This doesn’t mean that if you cut calories severely for a long time, you won’t lose weight, although that is often presented as a straw man when this is pointed out. Cut down to 500 kcal/day and you’ll lose weight. In fact, you’ll eventually starve to death, and you’ll be pretty damn skinny when you die.
Maintaining that restricted a diet, however, is damn near impossible for most people outside of a concentration camp. What’s more, the down-regulation appears to persist: after an extended period of severe calorie restriction, the basal metabolic rate stays low. What would have been a maintenance level of caloric intake actually causes you to gain weight.
An important aspect of this BMR regulation is thermogenesis, that is the production of heat in the body. Of course we’re familiar with heat production by exercise, but there turn out to be two other mechanisms. In mammals, brown adipose tissue also produces heat, which naturally means expending more calories. White adipose tissue doesn’t do this, and it’s clear that different people have different proportions of brown and white adipose tissue.
Another component of the regulation of thermogenesis, it turns out, is food composition: different foods cause the body to generate more or less heat.
There are several hormones that are associated with appetite regulation: leptin, ghrelin, adiponectin, and resistin are four of them. (There are a lot of other ones.) They are produced by adipose tissue — fat-storing cells — and in the case of ghrelin, by the stomach.
The interaction of these, along with insulin and human growth hormone, is known to be different in obese people. Resistin seems to also be connected with insulin resistance; adiponectin with atherosclerosis and inflammation.
What is known is that in obese people, leptin levels are lower and sensitivity to leptin is reduced; the effect of reducing leptin is to increase appetite.
In other words, regulation of body fat. More body fat leads to higher leptin levels, which is part of how the body regulates body weight — as you add body fat, it reduces appetite.

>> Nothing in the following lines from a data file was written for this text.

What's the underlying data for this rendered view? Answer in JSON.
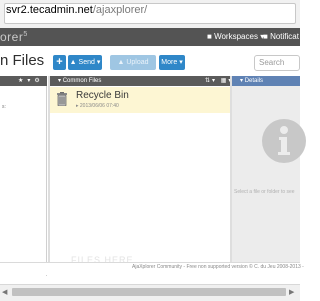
{
  "browser": {
    "url_host": "svr2.tecadmin.net",
    "url_path": "/ajaxplorer/"
  },
  "app": {
    "brand": "orer",
    "brand_sup": "5",
    "menu_workspaces": "Workspaces",
    "menu_notifications": "Notificat"
  },
  "toolbar": {
    "title": "n Files",
    "add_label": "+",
    "send_label": "Send",
    "upload_label": "Upload",
    "more_label": "More",
    "search_placeholder": "Search"
  },
  "main": {
    "header_label": "Common Files",
    "files": [
      {
        "name": "Recycle Bin",
        "meta": "2013/06/06 07:40",
        "icon": "recycle-bin-icon"
      }
    ],
    "watermark": "FILES HERE"
  },
  "details": {
    "header_label": "Details",
    "hint": "Select a file or folder to see",
    "icon": "info-icon"
  },
  "left_panel": {
    "text": "s:"
  },
  "footer": {
    "text": "AjaXplorer Community - Free non supported version © C. du Jeu 2008-2013 -"
  },
  "colors": {
    "header_bg": "#545454",
    "button_blue": "#2f87c8",
    "details_head": "#5f82b4",
    "selected_row": "#fdf6d3"
  }
}
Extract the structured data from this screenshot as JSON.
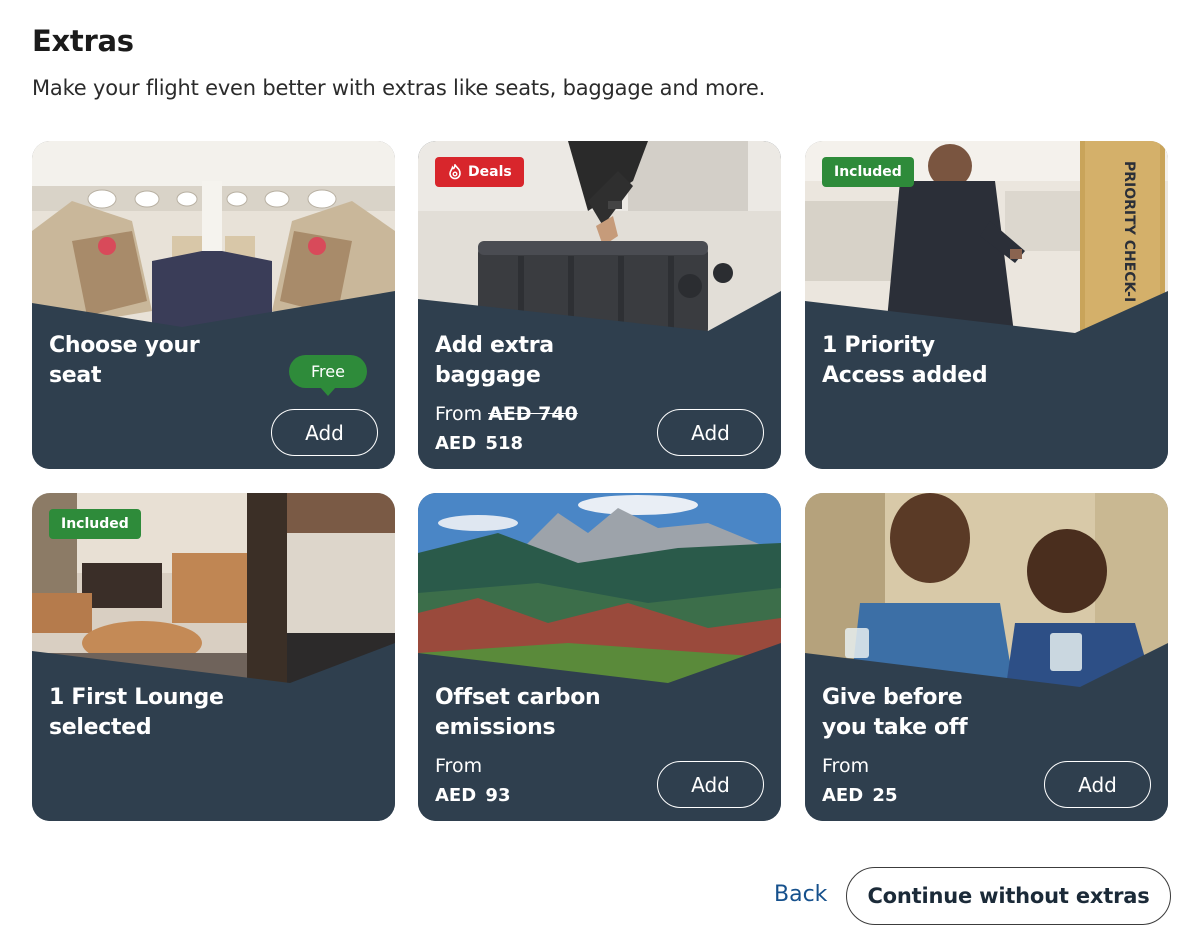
{
  "header": {
    "title": "Extras",
    "subtitle": "Make your flight even better with extras like seats, baggage and more."
  },
  "cards": [
    {
      "title_line1": "Choose your",
      "title_line2": "seat",
      "tag": "Free",
      "button_label": "Add"
    },
    {
      "badge": "Deals",
      "badge_icon": "deal-icon",
      "title_line1": "Add extra",
      "title_line2": "baggage",
      "from_label": "From",
      "old_price": "AED 740",
      "price": "AED 518",
      "button_label": "Add"
    },
    {
      "badge": "Included",
      "title_line1": "1 Priority",
      "title_line2": "Access added",
      "sign_text": "PRIORITY CHECK-I"
    },
    {
      "badge": "Included",
      "title_line1": "1 First Lounge",
      "title_line2": "selected"
    },
    {
      "title_line1": "Offset carbon",
      "title_line2": "emissions",
      "from_label": "From",
      "price": "AED 93",
      "button_label": "Add"
    },
    {
      "title_line1": "Give before",
      "title_line2": "you take off",
      "from_label": "From",
      "price": "AED 25",
      "button_label": "Add"
    }
  ],
  "footer": {
    "back_label": "Back",
    "continue_label": "Continue without extras"
  },
  "colors": {
    "card_panel": "#2f3f4e",
    "deals_badge": "#d8262c",
    "included_badge": "#2e8b3a",
    "link": "#15508c"
  }
}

Higher insulin levels lead adipose tissue to store more fats. Somatotropin — human growth hormone — stimulates the release of fats and increases their metabolism.
Glucose (blood sugar) regulation
The major hormone regulating blood sugar is insulin, which has a whole raft of different effects:
- it leads muscle tissue to absorb glucose for energy.
- it leads adipose tissue to convert glucose to triglycerides and store them as fat.
- it leads the liver to store glucose in the form of glycogen, and inhibits the liver from releasing glucose (gluconeogenesis).
- it enhances learning and memory.
- it increases stomach acidity.
There are several different disorders of insulin regulation. Of course, there’s type 1 diabetes, in which the pancreas just stops producing insulin. This is characterized by weight loss and extreme thirst and urination; the body can’t store glucose as fats, and then has to try to get rid of the excess glucose through the kidneys.
A second disorder is type 2 diabetes, where the body becomes insensitive to insulin, so more insulin is produced. This one leads to weight gain, as the adipose tissue responds to high insulin levels by doing their job — storing glucose as fat.
A not very well known third type is called latent autoimmune diabetes, sometimes called “diabetes type 1.5.” For unclear reasons, some people basically have the same syndrome as type 1, where the cells that produce insulin disappear, but this happens slowly and progressively, instead of acutely. This causes chronic mild high blood sugar, with a whole bunch of bad effects, but often goes misdiagnosed as type 2.